The Angels announced the four-time Gold Glove-winning shortstop’s decision Tuesday before they faced the San Diego Padres.

Los Angeles (24-31) is still technically in the playoff race with five games left in the regular season, and Simmons clearly caught the Angels by surprise, although the club said it respected his decision.

The 31-year-old Simmons, who can be a free agent this winter, is finishing his fifth year with the Angels. After spraining his ankle in late July and missing 22 games, Simmons is currently batting .297 with 10 RBIs while playing his usual stellar defense, albeit with four errors in 30 games.

“At this time, I feel this is the best decision for me and my family,” Simmons said in a statement. “We don’t know what the future holds, but we would like to sincerely thank the Angels organization and Angels fans for welcoming and making us feel at home.”

Manager Joe Maddon acknowledged he was caught by surprise when general manager Billy Eppler told him about Simmons’ decision Monday night after Simmons went 1 for 4 with an RBI single in the Angels’ home finale. Maddon texted Simmons, but hadn’t heard back by Tuesday afternoon.

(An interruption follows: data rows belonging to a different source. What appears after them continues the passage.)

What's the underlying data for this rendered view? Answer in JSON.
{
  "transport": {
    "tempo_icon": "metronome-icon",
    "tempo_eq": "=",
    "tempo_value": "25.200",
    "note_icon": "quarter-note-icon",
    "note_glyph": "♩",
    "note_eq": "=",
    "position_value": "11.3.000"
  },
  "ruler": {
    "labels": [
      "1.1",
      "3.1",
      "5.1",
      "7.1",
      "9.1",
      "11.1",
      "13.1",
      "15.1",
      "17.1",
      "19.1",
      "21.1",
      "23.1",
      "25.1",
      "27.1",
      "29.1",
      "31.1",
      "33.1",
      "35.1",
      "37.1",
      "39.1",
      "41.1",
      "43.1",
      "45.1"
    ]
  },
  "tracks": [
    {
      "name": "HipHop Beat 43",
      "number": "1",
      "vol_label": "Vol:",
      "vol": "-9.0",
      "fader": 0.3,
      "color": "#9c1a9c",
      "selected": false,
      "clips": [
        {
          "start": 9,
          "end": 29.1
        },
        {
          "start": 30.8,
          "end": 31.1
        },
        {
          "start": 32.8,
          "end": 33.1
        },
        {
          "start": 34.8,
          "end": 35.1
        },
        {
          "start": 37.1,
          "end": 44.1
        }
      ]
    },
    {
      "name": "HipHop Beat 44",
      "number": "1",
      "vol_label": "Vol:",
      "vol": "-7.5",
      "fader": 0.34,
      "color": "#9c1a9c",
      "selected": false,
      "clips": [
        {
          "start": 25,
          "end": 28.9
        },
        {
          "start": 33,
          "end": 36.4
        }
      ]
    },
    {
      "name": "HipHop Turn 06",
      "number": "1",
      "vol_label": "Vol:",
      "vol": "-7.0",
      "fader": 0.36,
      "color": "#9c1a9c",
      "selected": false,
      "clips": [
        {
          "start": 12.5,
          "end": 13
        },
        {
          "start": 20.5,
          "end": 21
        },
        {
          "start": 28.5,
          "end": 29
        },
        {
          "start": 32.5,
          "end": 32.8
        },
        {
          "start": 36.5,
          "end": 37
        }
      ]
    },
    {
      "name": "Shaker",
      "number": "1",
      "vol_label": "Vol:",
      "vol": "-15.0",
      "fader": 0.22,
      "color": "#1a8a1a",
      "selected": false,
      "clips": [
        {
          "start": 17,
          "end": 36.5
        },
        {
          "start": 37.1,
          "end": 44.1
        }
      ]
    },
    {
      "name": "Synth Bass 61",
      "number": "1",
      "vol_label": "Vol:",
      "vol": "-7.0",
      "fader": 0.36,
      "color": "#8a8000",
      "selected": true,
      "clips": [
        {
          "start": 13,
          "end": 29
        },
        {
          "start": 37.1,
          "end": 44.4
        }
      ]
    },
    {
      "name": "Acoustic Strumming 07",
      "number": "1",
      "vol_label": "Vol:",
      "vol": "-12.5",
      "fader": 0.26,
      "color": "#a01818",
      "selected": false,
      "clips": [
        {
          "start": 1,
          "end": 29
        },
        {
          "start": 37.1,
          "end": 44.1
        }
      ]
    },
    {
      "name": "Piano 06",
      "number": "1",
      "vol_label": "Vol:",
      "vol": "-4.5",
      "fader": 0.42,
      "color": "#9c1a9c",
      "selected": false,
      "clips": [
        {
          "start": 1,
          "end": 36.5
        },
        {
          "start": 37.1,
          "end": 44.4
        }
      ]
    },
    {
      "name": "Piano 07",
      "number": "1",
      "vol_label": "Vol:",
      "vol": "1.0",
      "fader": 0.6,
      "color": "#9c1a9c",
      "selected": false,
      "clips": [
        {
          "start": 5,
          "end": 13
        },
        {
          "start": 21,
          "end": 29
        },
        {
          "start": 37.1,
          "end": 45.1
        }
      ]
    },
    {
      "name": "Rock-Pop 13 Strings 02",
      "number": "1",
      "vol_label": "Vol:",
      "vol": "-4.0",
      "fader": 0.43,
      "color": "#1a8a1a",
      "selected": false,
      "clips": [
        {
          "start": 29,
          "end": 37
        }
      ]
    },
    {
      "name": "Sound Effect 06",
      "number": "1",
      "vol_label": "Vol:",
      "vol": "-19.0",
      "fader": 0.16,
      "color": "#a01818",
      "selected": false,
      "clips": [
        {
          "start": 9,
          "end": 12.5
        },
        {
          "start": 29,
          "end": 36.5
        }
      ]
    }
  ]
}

“I’ve really enjoyed this guy a lot,” Maddon said. “I’m a big fan. This guy is a good baseball player, and I’ve enjoyed the conversations, too. It’s just unfortunate. He’s really a big part of what we’re doing right now.”

Simmons is a favorite of Angels fans for his defensive wizardry, and owner Arte Moreno has described Simmons as perhaps his favorite player to watch on the roster. Simmons has batted .281 with 36 homers and 281 RBIs during his five seasons with Los Angeles, and he won the Gold Glove in 2017 and 2018.

“He’s a thinking kind of a player, and I’ve enjoyed him a lot,” Maddon said.

Simmons will be a free agent this winter, and the Angels have an obvious replacement for him in David Fletcher, who has a .374 on-base percentage while regularly hitting leadoff for the Angels during his breakout major league season. Fletcher has been playing second base since Simmons’ return from injury.

But the Angels haven’t publicly closed the door on Simmons’ return, and he could be given a qualifying offer. Maddon has repeatedly said he would like Simmons to return in 2021 if possible.

The Angels haven’t had a winning season during Simmons’ five years in Anaheim, although Simmons said last week he wasn’t discouraged by the lack of team success. Simmons played his first four major league seasons in Atlanta, and he hasn’t appeared in the postseason since 2013.

Simmons also said he hadn’t been involved in any recent contract talks with the Angels, but he had enjoyed playing for the club. When asked if he wanted to return to the Halos, Simmons said he would have to “plead the fifth.”